Asashoryu's 11-4 record at sekiwake is theoretically a strong foundation for a bid for ozeki promotion in the next couple of basho, but he really needs to put on more weight; he still weighs only 131 kg.
Without doubt, though, save perhaps for unexpected injuries, Asashoryu is a strong candidate for ozeki and perhaps even yokozuna in the not-so-distant future. Yokozuna Takanohana was absent for the fifth consecutive tournament this time. He is supposedly expecting to make his much delayed comeback in Tokyo in May, but reports of his condition are not very encouraging.
He has hardly trained at all since May last year, and may not be in sufficient shape to compete in May. And even if he does compete, he will have an uphill struggle, since he will be extremely rusty and as he is past his prime.
Komusubi Wakanosato did not achieve spectacular upsets in March, but improved his record to 9-6. With Kotomitsuki and Asashoryu remaining at sekiwake, however, he will probably be ranked at komusubi again in May.
Aging former ozeki Takanonami got off to a good start in March in his comeback at komusubi. He was 5-4 at one stage, but finished with a poor 6-9 record and will be demoted back to the high maegashira ranks.

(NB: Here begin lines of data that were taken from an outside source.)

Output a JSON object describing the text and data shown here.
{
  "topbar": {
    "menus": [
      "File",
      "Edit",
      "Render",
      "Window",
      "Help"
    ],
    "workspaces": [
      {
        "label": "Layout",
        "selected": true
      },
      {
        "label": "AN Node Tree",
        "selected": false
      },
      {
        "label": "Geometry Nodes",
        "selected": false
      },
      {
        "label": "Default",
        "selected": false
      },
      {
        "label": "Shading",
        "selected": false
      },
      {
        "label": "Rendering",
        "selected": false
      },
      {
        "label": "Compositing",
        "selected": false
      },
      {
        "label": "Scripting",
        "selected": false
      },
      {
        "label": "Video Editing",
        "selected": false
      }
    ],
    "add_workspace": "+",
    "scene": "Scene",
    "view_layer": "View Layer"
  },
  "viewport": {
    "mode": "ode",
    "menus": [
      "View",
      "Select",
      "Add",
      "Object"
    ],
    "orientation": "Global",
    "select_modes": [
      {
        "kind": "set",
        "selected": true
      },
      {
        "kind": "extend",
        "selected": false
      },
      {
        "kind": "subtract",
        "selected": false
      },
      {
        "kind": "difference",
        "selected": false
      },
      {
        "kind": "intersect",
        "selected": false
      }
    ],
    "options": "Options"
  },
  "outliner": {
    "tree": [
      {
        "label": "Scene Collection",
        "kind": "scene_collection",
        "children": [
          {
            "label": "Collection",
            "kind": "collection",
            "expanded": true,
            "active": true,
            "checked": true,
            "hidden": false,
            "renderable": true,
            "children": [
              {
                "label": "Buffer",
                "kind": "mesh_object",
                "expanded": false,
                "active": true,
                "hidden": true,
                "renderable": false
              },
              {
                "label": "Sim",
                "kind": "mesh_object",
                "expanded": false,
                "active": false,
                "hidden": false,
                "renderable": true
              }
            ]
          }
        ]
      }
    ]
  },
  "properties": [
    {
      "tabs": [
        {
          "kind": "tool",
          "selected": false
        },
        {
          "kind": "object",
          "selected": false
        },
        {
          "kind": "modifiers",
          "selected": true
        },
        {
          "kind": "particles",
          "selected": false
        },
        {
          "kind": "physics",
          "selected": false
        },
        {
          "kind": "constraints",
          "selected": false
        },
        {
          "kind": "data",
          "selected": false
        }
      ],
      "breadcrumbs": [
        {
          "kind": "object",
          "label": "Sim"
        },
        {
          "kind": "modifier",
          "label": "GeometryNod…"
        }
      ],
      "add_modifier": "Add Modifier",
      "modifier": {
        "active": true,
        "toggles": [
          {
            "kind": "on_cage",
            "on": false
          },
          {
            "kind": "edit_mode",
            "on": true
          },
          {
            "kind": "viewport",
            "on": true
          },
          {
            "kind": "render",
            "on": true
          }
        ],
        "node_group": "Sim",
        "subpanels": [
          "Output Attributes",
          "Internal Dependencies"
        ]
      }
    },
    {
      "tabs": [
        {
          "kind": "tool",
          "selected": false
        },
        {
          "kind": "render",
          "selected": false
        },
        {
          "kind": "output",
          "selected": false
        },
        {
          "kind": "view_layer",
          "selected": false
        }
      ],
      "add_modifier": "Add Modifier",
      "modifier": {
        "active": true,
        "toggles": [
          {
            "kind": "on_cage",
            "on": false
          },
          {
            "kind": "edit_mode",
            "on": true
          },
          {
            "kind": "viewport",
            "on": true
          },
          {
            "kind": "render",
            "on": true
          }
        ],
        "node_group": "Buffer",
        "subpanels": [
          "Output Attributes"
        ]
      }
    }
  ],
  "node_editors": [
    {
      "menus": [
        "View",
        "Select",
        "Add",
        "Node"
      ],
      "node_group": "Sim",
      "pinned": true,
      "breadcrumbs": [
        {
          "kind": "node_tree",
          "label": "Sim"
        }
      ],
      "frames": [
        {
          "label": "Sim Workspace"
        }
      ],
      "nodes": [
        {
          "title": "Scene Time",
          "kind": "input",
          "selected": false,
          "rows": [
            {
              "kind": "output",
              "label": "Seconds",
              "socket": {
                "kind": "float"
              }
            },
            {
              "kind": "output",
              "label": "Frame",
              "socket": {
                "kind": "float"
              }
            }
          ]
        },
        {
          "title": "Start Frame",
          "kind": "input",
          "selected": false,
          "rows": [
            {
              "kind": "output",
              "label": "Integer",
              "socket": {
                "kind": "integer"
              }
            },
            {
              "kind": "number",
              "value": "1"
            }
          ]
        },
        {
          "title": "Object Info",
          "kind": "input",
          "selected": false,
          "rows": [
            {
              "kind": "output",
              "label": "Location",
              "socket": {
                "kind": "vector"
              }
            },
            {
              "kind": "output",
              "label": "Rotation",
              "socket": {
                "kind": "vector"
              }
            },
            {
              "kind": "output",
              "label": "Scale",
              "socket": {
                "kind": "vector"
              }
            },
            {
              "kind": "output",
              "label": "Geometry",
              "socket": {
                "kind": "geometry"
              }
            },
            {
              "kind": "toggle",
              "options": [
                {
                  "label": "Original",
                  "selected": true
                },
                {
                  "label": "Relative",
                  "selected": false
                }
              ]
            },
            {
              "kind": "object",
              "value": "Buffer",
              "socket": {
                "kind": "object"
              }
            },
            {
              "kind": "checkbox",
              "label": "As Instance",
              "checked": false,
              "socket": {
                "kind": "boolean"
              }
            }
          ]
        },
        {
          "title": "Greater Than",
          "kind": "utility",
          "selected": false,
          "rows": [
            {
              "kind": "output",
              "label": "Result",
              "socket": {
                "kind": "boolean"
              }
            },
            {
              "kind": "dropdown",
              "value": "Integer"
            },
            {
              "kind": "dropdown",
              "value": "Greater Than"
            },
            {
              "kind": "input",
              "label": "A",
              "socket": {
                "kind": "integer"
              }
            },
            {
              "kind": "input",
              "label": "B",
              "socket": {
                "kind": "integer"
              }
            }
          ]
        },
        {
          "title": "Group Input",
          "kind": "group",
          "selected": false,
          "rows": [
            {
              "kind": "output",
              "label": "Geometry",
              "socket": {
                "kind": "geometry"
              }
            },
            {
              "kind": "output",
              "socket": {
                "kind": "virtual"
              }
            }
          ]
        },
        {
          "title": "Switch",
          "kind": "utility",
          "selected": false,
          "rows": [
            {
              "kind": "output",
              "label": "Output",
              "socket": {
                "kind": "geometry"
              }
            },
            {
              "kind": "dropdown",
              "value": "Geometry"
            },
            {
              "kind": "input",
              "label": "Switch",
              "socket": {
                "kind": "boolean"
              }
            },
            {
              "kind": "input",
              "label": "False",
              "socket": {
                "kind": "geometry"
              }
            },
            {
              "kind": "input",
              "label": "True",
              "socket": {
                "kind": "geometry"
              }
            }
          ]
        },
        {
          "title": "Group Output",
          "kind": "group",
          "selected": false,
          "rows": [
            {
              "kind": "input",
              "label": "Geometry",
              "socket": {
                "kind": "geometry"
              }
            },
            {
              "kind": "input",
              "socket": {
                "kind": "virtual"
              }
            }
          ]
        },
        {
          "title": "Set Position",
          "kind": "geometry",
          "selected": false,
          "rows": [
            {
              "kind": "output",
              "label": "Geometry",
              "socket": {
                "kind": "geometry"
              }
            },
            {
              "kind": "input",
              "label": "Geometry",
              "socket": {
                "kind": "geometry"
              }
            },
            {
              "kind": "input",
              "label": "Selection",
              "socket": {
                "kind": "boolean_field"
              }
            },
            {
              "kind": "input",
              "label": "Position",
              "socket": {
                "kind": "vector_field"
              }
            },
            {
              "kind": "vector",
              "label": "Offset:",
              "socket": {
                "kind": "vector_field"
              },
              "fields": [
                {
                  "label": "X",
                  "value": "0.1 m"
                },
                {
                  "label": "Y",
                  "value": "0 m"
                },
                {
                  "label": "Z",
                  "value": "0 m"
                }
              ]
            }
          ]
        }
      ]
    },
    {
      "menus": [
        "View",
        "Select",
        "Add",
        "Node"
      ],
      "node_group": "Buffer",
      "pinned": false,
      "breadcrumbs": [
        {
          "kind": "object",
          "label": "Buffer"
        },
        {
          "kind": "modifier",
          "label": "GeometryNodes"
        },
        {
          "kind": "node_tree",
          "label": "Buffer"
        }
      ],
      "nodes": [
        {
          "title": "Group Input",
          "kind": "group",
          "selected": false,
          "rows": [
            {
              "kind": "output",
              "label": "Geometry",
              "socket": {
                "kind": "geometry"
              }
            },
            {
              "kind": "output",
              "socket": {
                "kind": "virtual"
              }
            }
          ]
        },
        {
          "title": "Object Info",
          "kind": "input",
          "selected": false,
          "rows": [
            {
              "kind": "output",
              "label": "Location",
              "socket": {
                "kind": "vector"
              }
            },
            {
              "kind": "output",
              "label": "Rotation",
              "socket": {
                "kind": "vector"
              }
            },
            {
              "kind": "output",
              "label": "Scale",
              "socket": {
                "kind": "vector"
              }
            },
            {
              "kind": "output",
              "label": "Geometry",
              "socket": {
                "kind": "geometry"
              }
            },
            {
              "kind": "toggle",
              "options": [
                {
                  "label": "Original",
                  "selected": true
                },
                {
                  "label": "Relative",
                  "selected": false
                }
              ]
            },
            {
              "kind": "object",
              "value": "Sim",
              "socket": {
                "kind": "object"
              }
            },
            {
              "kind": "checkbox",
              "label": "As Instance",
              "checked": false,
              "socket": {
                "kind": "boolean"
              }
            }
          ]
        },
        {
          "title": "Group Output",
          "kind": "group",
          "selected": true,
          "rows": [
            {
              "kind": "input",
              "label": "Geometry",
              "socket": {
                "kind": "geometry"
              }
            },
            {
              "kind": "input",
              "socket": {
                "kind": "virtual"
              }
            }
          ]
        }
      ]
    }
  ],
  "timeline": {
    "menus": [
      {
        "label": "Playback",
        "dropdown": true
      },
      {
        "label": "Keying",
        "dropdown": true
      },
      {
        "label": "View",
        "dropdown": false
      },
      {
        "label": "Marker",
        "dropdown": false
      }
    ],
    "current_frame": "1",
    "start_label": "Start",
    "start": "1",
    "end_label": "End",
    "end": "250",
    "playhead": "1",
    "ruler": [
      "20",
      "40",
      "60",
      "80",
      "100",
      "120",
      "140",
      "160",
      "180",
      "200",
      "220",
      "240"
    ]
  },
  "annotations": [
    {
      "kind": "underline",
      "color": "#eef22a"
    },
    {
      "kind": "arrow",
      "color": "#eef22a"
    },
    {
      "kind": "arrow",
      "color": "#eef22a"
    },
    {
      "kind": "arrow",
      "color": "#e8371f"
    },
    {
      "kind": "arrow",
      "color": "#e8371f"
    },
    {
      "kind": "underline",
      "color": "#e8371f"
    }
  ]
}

Takanonami's slot at komusubi is likely to be taken either by No. 3 maegashira Tochinonada, who had an 8-7 record, or No. 6 Aminishiki, who had a fine 10-5 record at his highest rank to date.
Tall, lanky Aminishiki is becoming a superb technician and has the capability to be a sanyaku regular in the near future. No. 11 maegashira Takanowaka made a strong comeback with an 11-4 record, and like Aminishiki figured in the yusho race briefly in the final days, though only mathematically.
Perhaps the most disappointing factor in the Haru Basho was the absence of 10 sekitori. Most basho in the last year have had at least 7 or 8 absences by rikishi in the top two divisions, and this is impacting ticket sales, which are at their lowest level in generations.
The Osaka Basho was a sell-out every day from 1974 to 2001, but this year there were only a few manin onrei (full houses). The Shukunsho or Outstanding Performance was awarded to Asashoryu, the Ginosho or Technique Prize to Aminishiki, and the Kantosho, or Fighting Spirit, to Takanowaka.
The Juryo title went to Kotoryu with a fine 12-3 record, the Makushita to Gojoro (7-0), the Sandanme to Mongolian Ama (7-0), the Jonidan to Hanada (7-0), and the Jonokuchi to Kajiwara (7-0).